The Huxtables in Autumn

I love The Cosby Show for many reasons. Like many admirers of the show, I admire the combination of the positive depictions of African-Americans and the high quality of the comedic elements that became the cultural phenomenon that resonates to this day. Still, even with all the acclaim, I don’t think The Cosby Show gets the props that is should from either social or pop culture critics.  For instance, even though Cosby was lauded for the “positivity” his show put on display for America, very rarely is the show’s conscious and ongoing depiction of African-American culture-artistic, political and social-acknowledged.  And, even more frustratingly, as a lover of television, I marvel at how the sheer quality of The Cosby Show is often undervalued.  It’s as if, because it was an important political artifact and is viewed as one of those watershed moments when America’s view on race evolved, no one really talks about how damn funny it was.  Symptomatic of The Cosby Show‘s underestimation is the dismissal of the later years.  Most conversations about the show seem to take for granted that it “jumped the shark” during the later years, specifically, when Olivia joined the cast.

I disagree. 

For one thing, I believe that the post-Olivia years provide a fascinating example of how a long running series can evolve and adapt to the bane of any show that features child actors.  I think the years’ long story arcs of Sondra, Denise and Vanessa are a testament to how strongly the characters were drawn in the early years, I argue that Theo Huxtable is the best depiction of, not only a black teenager, but any teen character on a television show and, the more I pay attention, the more I appreciate the metacommentary of the barely veiled tension between Rudy and Olivia as the latter  began to upstage the former’s role as “the cute one.”

The later years are also necessary viewing for anyone who remains vested in the ongoing conversation of how, “black” The Cosby Show was.
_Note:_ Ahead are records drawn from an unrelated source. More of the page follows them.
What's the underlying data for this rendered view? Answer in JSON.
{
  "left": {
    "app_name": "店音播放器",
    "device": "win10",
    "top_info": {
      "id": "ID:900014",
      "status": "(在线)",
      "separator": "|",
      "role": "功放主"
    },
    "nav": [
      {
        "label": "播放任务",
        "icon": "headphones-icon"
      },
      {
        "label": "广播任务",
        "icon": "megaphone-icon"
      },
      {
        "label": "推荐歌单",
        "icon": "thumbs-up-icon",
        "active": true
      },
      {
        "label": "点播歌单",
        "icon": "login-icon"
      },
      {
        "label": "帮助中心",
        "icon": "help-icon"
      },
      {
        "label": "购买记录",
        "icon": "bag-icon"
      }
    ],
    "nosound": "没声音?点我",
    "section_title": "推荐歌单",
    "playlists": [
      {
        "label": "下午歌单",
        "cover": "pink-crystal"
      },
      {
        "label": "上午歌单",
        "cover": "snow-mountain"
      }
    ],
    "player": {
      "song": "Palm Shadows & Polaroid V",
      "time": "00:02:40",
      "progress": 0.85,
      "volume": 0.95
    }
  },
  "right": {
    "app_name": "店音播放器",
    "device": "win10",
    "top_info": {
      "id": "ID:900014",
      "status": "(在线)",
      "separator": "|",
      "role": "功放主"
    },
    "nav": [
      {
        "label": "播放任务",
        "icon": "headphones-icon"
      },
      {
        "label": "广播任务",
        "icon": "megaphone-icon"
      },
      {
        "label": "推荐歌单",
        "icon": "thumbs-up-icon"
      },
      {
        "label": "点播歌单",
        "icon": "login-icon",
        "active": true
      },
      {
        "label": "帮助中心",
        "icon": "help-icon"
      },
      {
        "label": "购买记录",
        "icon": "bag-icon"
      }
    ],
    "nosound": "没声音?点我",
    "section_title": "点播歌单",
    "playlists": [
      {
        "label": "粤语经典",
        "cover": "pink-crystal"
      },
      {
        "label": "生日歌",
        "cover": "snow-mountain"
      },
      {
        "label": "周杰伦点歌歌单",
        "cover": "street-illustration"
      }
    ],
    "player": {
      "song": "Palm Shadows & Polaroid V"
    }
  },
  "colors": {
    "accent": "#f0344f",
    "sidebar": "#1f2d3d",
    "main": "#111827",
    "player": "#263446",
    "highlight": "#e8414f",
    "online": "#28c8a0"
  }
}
One of the most common critiques of the show was that, during the turmoil of the Reagan Years, The Cosby Show presented an unrealistic picture of black prosperity and, more damning, a “safe” image for white America.  Cosby and co.’s response to the charge was embodied in the famous season three episode, “Vanessa’s Rich” when Clair and Cliff inform the audience through Vanessa that the Huxtables aren’t rich because, “rich people’s money works for them, and we work for our money.” However, I would submit that the entire character of Cousin Pam was created from the impetus of demonstrating the connection of the Huxtable clan to the black folks that many said they ignored.  For these reasons and more, I love The Cosby Show but I am continually studying and appreciating the Huxtables…in Autumn.

Sho’Nuff Waits For No Man…or Woman

Another reason Sho’Nuff is better than “Bruce” Leroy?  Well, as much as we’ve established that the Shogun of Harlem is a scholar and a gentleman, and he would indeed respect young Ms. Jackson’s wishes to slow things down in their relationships…there’s no way he would have went out like a punk and been in that video with her turning her head on him.